Tusk schedules Ukraine summit with Macron and Scholz

Tusk schedules Ukraine summit with Macron and Scholz
Donald Tusk (left) and Olaf Scholz,meeting last month. / bne IntelliNews
By Wojciech Kosc in Warsaw March 14, 2024

Poland’s Prime Minister Donald Tusk is meeting French President Emmanuel Macron and German Chancellor Olaf Scholz on March 15 to discuss support for Ukraine in the wake of the continued obstruction of aid to Kyiv by Republicans in Washington, Tusk said on March 13 shortly after meeting US President Joe Biden.

Tusk was in the US with President Andrzej Duda to celebrate Poland’s 25 years in Nato but Russia’s war in Ukraine overshadowed the meeting. Tusk warned the Republicans and the Hose of Representatives Speaker Mike Johnson personally that blocking $60bn in aid to Ukraine will cost “thousands of lives”.

Poland is among Europe’s staunchest allies of Ukraine despite major political differences with Kyiv over agricultural trade and transport policy. 

According to the Polish PM, only France, Germany and Poland – the so-called Weimar Triangle that sprang back to life under Tusk after an eight-year lull under the previous government of Law and Justice (PiS) – can “mobilise Europe” to boost help to Ukraine.

“I will talk to the president of France and the chancellor of Germany about the situation related to supporting Ukraine and blocking the support package by the American Congress,” Tusk told reporters in Washington.

“The situation is difficult, there is no point in denying it,” Tusk also said. 

Poland turned out sympathetic to Macron’s suggestion that no option – including sending Nato troops to Ukraine – must be discarded in the discussion about helping Ukraine. 

But Scholz consistently opposes the idea. The German leader also said several times that he would not agree to give Ukraine long-range Taurus missiles for fear of escalating the conflict.

Poland is worried, however, that not giving Ukraine support could lead to a Russian victory that could embolden the Kremlin to turn against the Baltic states and Poland next. 

After weeks of stagnation, however, the West appears to have mobilised – even if still not to the extent that is needed – to step up help to Ukraine.

Poland said this week that it will contribute “substantially” to a Czechia-led initiative to buy hundreds of thousands of artillery rounds for Ukraine, which has long signalled it is having to ration ammunition on the battlefield. 

The Czech plan is to deliver Ukraine some 800,000 rounds – an estimated four months’ worth of munitions for fighting the Russians.

European foreign ministers reached agreement on March 13 on a €5bn common fund to provide defence support to Ukraine, although some of this will not be new money, as states such as Germany can include half the value of their bilateral defence aid as part of their contribution.

The US also this week found $300mn in aid for Ukraine even though the amount is “not nearly enough,” Biden said, pointing to the Republican obstruction in Congress.
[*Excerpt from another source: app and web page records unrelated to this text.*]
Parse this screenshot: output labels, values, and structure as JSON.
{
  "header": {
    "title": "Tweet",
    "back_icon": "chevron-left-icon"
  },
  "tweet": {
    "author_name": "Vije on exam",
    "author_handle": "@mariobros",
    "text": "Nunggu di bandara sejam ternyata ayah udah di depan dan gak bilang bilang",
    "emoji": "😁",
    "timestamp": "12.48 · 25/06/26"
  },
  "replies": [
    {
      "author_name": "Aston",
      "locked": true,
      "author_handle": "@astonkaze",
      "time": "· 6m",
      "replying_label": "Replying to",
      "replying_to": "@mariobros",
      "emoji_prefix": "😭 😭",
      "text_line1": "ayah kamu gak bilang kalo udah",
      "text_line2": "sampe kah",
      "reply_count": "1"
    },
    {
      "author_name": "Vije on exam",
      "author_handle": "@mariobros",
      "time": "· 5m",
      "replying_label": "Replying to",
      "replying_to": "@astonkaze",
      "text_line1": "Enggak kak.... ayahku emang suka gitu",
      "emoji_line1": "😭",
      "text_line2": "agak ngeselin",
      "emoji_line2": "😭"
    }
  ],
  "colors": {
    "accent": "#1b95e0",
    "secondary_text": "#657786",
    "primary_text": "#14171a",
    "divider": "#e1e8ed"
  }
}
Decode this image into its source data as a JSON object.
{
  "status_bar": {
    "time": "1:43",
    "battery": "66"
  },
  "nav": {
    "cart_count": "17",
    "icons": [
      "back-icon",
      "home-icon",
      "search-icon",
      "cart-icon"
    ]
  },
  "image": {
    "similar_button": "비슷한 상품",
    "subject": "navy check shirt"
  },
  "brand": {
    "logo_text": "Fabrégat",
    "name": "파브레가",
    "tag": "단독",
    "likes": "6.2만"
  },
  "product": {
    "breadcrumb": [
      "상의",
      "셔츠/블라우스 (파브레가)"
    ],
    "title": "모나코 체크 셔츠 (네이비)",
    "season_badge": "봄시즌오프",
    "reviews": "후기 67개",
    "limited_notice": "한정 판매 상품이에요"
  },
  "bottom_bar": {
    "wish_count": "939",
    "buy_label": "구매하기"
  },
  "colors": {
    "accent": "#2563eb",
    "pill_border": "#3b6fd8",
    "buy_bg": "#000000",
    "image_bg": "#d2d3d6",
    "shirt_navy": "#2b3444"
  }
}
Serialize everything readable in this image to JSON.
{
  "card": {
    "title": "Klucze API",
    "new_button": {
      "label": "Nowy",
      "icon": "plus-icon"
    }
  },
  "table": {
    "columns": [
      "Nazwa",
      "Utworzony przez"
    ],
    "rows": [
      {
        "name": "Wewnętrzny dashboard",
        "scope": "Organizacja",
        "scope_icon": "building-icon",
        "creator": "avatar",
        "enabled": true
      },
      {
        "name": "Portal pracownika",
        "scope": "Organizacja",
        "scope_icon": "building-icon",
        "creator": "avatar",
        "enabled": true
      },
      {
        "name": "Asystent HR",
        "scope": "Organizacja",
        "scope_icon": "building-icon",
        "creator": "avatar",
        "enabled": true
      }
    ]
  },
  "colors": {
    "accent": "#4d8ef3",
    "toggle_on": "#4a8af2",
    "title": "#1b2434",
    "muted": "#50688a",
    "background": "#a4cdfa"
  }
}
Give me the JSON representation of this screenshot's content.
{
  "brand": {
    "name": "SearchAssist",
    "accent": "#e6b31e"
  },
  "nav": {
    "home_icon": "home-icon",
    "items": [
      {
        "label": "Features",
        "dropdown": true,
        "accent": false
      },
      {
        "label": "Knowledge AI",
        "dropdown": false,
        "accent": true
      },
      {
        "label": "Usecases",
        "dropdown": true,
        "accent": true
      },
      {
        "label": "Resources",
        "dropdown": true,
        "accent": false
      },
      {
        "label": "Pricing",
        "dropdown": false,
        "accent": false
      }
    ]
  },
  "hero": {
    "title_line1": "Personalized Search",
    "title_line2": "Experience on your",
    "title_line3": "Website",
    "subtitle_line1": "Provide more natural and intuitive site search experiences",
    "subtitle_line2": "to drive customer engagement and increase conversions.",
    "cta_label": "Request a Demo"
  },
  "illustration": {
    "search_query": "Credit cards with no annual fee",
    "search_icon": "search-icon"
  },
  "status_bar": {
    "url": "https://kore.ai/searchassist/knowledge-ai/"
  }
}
The Republicans block the aid, demanding the Biden administration yield on domestic policy issues. The stalemate also owes to the campaign ahead of the US presidential election later this year.

Tusk said that Biden assured him that a solution to the stalemate in Congress is coming.

"Let's be optimistic. I have no reason not to believe President Biden when he says 'Wait, I think we'll find a solution, and this aid will come,'" the Polish PM said.